Kiwis continue internet love affair
Loosening data caps and soaring data use are highlighted in the latest Statistics New Zealand Internet Service Provider Survey, which shows Kiwis chewed through data equivalent to streaming more than 12 million HD super-hero movies over the past year.
The annual report says New Zealanders used 53,000 terabytes of data – 53% more than last year and the equivalent of 12GB (or 60 hour long TV episodes) for every New Zealander.
It also notes that almost half of all broadband connections have data caps of 50 gigabytes or more. Three yeas ago only 4% had data caps of that size.
Connections with no data limit increased 87%, to 155,000, while those with smaller data caps, unsurprisingly, continue to decrease.
The report confirms that we're getting all that data faster, too.
“Fibre is synonymous with faster Internet,” says Jason Attewell, Statistics New Zealand international and business performance statistics manager.
“While copper connections still dominate the broadband market, fibre has jumped to 46,000 connections – three times what it was last year.”

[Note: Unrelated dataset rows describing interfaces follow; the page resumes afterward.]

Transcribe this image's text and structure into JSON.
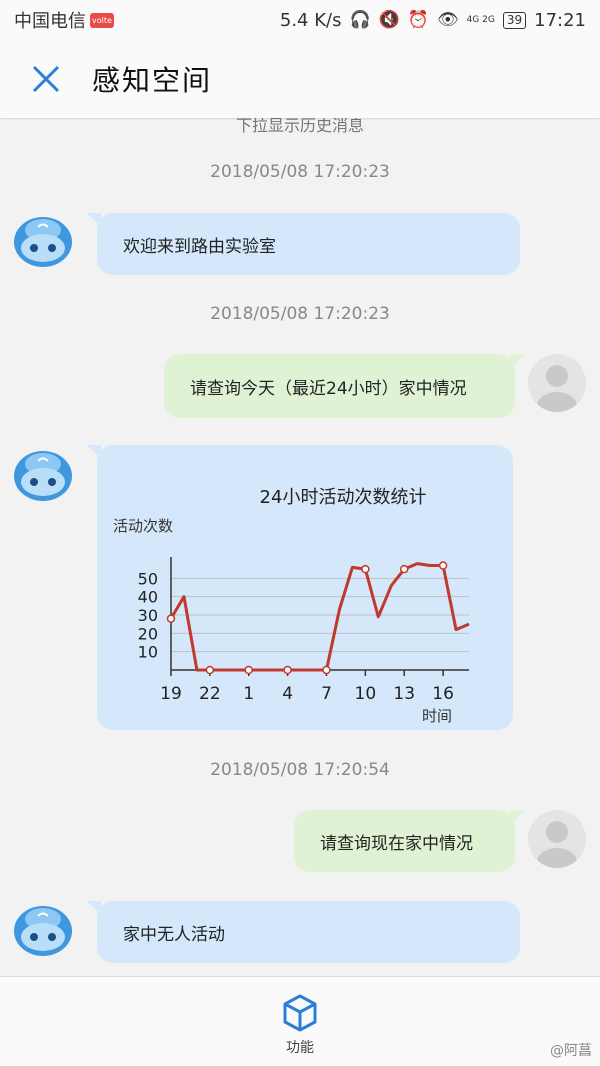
{
  "status_bar": {
    "carrier": "中国电信",
    "carrier_badge": "volte",
    "net_speed": "5.4 K/s",
    "signal_label": "4G 2G",
    "battery": "39",
    "time": "17:21"
  },
  "header": {
    "title": "感知空间"
  },
  "chat": {
    "history_hint": "下拉显示历史消息",
    "messages": [
      {
        "type": "timestamp",
        "text": "2018/05/08 17:20:23"
      },
      {
        "type": "bot",
        "text": "欢迎来到路由实验室"
      },
      {
        "type": "timestamp",
        "text": "2018/05/08 17:20:23"
      },
      {
        "type": "user",
        "text": "请查询今天（最近24小时）家中情况"
      },
      {
        "type": "bot_chart"
      },
      {
        "type": "timestamp",
        "text": "2018/05/08 17:20:54"
      },
      {
        "type": "user",
        "text": "请查询现在家中情况"
      },
      {
        "type": "bot",
        "text": "家中无人活动"
      }
    ]
  },
  "chart_data": {
    "type": "line",
    "title": "24小时活动次数统计",
    "ylabel": "活动次数",
    "xlabel": "时间",
    "x": [
      19,
      20,
      21,
      22,
      23,
      0,
      1,
      2,
      3,
      4,
      5,
      6,
      7,
      8,
      9,
      10,
      11,
      12,
      13,
      14,
      15,
      16,
      17,
      18
    ],
    "values": [
      28,
      40,
      0,
      0,
      0,
      0,
      0,
      0,
      0,
      0,
      0,
      0,
      0,
      33,
      56,
      55,
      29,
      46,
      55,
      58,
      57,
      57,
      22,
      25
    ],
    "markers_at": [
      19,
      22,
      1,
      4,
      7,
      10,
      13,
      16
    ],
    "x_tick_labels": [
      "19",
      "22",
      "1",
      "4",
      "7",
      "10",
      "13",
      "16"
    ],
    "y_ticks": [
      10,
      20,
      30,
      40,
      50
    ],
    "ylim": [
      0,
      60
    ],
    "grid": true,
    "color": "#c0392b"
  },
  "bottom_bar": {
    "function_label": "功能"
  },
  "watermark": "@阿菖",
  "colors": {
    "accent": "#2a7fd8",
    "bot_bubble": "#d5e8fb",
    "user_bubble": "#dff2d4",
    "line": "#c0392b"
  }
}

DSL connections remained the most common type of home or business internet connection at just over 1.3 million connections of a total of 1.98 million.

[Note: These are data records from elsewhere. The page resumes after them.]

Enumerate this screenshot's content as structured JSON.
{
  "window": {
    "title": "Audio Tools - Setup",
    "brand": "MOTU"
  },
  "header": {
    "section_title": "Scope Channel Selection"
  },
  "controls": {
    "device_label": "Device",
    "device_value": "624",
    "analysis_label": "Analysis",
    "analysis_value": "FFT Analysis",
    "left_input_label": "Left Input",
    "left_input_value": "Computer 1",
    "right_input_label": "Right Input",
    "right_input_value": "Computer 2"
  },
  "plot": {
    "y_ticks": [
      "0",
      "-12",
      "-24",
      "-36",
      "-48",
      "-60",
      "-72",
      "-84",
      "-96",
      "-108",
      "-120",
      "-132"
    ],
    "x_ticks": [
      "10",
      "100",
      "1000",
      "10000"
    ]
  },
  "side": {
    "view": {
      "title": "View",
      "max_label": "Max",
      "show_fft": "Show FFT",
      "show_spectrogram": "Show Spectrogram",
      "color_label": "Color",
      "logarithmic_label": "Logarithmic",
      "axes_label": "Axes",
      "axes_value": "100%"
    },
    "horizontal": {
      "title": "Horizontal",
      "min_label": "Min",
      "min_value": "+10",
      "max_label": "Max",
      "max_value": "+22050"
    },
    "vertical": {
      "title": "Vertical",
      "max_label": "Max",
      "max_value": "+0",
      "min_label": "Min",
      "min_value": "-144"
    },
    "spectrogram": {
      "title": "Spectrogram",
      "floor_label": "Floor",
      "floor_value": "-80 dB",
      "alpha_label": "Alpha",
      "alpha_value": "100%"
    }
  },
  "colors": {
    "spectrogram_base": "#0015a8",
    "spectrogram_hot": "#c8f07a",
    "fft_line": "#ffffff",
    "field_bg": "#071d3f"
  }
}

Fibre still only makes up 1% of total connections, though Statistics New Zealand says 'it has by far the fastest growth rate of all broadband connection types'.

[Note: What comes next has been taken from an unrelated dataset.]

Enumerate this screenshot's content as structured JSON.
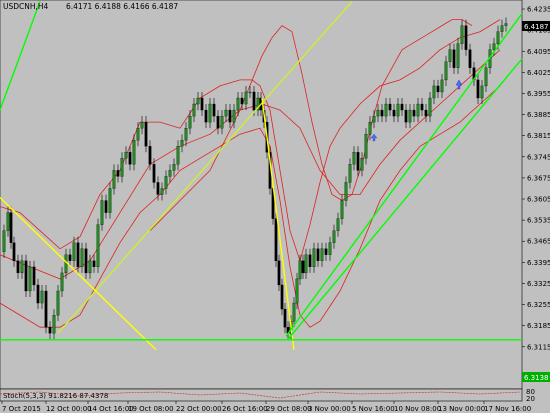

“In fact, if current growth rates were to continue, fibre connections would exceed DSL connections within five years.”
Nevertheless, the latest figures still put the number of fibre connections below the 2013 OECD average of 16.65%.
On the speed side, the report shows that although over two-thirds of connections are still in the mid-range (8-24Mbps), the proportion of 24+Mbps connections has increased from 7% to 16%, or 130,000 connections, since 2013.
“The biggest jump is in the 24-50Mbps category, while fibre and other ultra-fast options drove the smaller increases in the 100+Mbps group,” Statistics New Zealand says.
“In addition, connections with upload speeds of 10Mbps or greater went up 15 percentage points and have now surpassed 300,000.”
We're also holding the internet in the palm of our hands, with 3.7 million internet-connected mobile phones active in the three months to June 2014.
“That's a connected mobile phone for every four out of five Kiwis.
“Due to the large number of devices, apps and networks available, more people have access to a wider range of goods and services through the internet while on the go,” Attewell says.
The mobile figures put New Zealand just above the OECD average for number of mobile subscriptions and indicate Kiwis have multiple phones, which may allow them to separate personal communications from work.
Meanwhile, saturation point hasn't yet be reached in the home market, with residential connections increasing 8% to 1.6 million connections, making up 80% of all internet connections.
Just one in five connections are to businesses or government – a 3% annual decrease to 386,000. However, Statistics New Zealand says the decrease 'may not be significant, but could be the result of questionnaire changes providing more accurate data on the 2014 figures.”